**** TASK DATA ****

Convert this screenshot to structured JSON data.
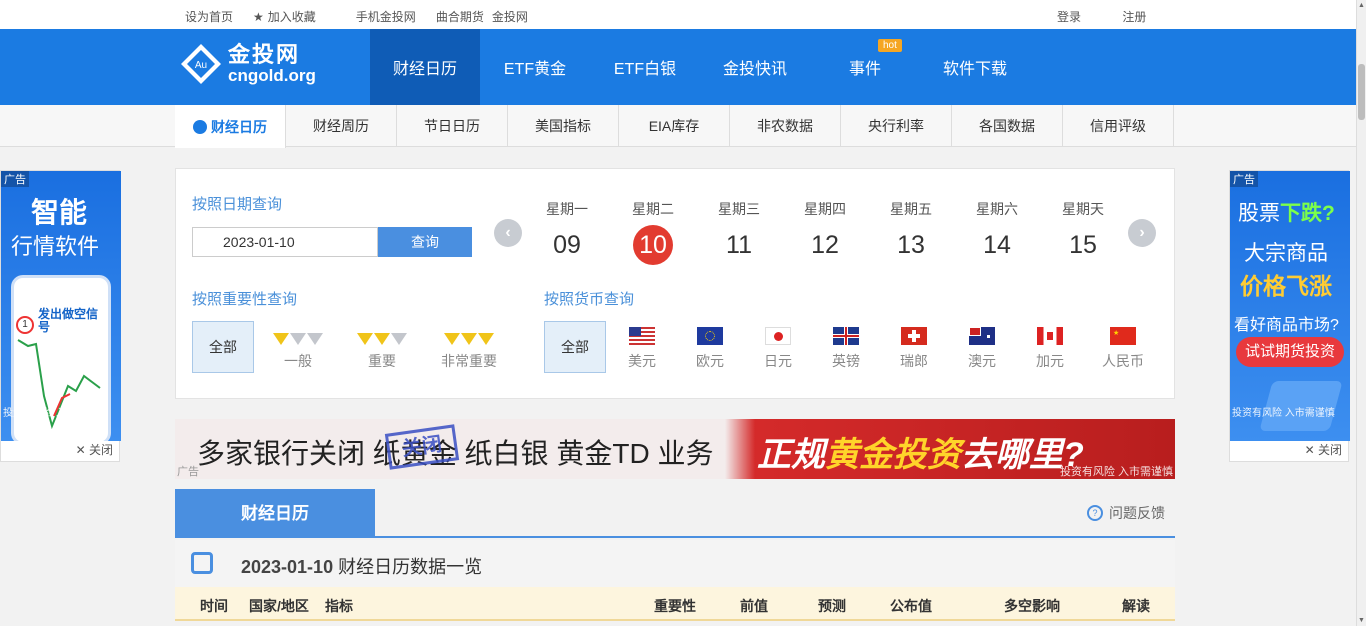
{
  "topbar": {
    "set_home": "设为首页",
    "add_fav": "加入收藏",
    "mobile": "手机金投网",
    "futures": "曲合期货",
    "site": "金投网",
    "login": "登录",
    "register": "注册"
  },
  "logo": {
    "cn": "金投网",
    "en": "cngold.org",
    "mark": "Au"
  },
  "nav": {
    "items": [
      {
        "label": "财经日历"
      },
      {
        "label": "ETF黄金"
      },
      {
        "label": "ETF白银"
      },
      {
        "label": "金投快讯"
      },
      {
        "label": "事件",
        "badge": "hot"
      },
      {
        "label": "软件下载"
      }
    ]
  },
  "subnav": {
    "items": [
      "财经日历",
      "财经周历",
      "节日日历",
      "美国指标",
      "EIA库存",
      "非农数据",
      "央行利率",
      "各国数据",
      "信用评级"
    ]
  },
  "date_query": {
    "label": "按照日期查询",
    "value": "2023-01-10",
    "button": "查询"
  },
  "days": [
    {
      "weekday": "星期一",
      "day": "09"
    },
    {
      "weekday": "星期二",
      "day": "10"
    },
    {
      "weekday": "星期三",
      "day": "11"
    },
    {
      "weekday": "星期四",
      "day": "12"
    },
    {
      "weekday": "星期五",
      "day": "13"
    },
    {
      "weekday": "星期六",
      "day": "14"
    },
    {
      "weekday": "星期天",
      "day": "15"
    }
  ],
  "importance": {
    "label": "按照重要性查询",
    "all": "全部",
    "levels": [
      "一般",
      "重要",
      "非常重要"
    ]
  },
  "currency": {
    "label": "按照货币查询",
    "all": "全部",
    "items": [
      "美元",
      "欧元",
      "日元",
      "英镑",
      "瑞郎",
      "澳元",
      "加元",
      "人民币"
    ]
  },
  "ad_left": {
    "tag": "广告",
    "line1": "智能",
    "line2": "行情软件",
    "signal": "发出做空信号",
    "circle": "1",
    "risk": "投资有风险 入市需谨慎",
    "close": "✕ 关闭"
  },
  "ad_right": {
    "tag": "广告",
    "line1a": "股票",
    "line1b": "下跌?",
    "line2": "大宗商品",
    "line3": "价格飞涨",
    "line4": "看好商品市场?",
    "button": "试试期货投资",
    "risk": "投资有风险 入市需谨慎",
    "close": "✕ 关闭"
  },
  "banner": {
    "text1": "多家银行关闭 纸黄金 纸白银 黄金TD 业务",
    "stamp": "关闭",
    "text2a": "正规",
    "text2b": "黄金投资",
    "text2c": "去哪里?",
    "tag": "广告",
    "risk": "投资有风险 入市需谨慎"
  },
  "tabs": {
    "active": "财经日历",
    "feedback": "问题反馈"
  },
  "table": {
    "date": "2023-01-10",
    "title": "财经日历数据一览",
    "columns": [
      "时间",
      "国家/地区",
      "指标",
      "重要性",
      "前值",
      "预测",
      "公布值",
      "多空影响",
      "解读"
    ]
  }
}
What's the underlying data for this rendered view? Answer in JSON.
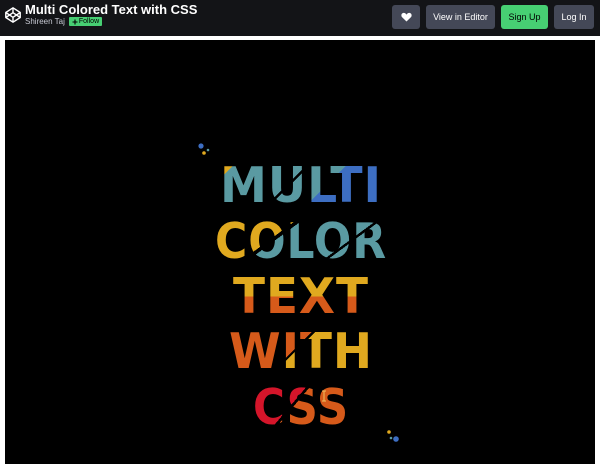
{
  "header": {
    "title": "Multi Colored Text with CSS",
    "author": "Shireen Taj",
    "follow_label": "Follow",
    "logo_icon": "codepen-logo-icon",
    "heart_icon": "heart-icon",
    "buttons": {
      "view_in_editor": "View in Editor",
      "sign_up": "Sign Up",
      "log_in": "Log In"
    }
  },
  "preview": {
    "lines": [
      "MULTI",
      "COLOR",
      "TEXT",
      "WITH",
      "CSS"
    ],
    "colors": {
      "teal": "#5a9aa2",
      "blue": "#3d6ec2",
      "gold": "#e0a91f",
      "orange": "#d65a1a",
      "red": "#d4152a",
      "background": "#000000"
    }
  },
  "colors": {
    "accent_green": "#47cf73",
    "button_gray": "#444857",
    "header_bg": "#131417"
  }
}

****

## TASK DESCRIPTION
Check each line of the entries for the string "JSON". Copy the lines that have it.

## WRITTEN RESPONSE
Convert this screenshot to structured JSON data.
What's the underlying data for this rendered view? Answer in JSON.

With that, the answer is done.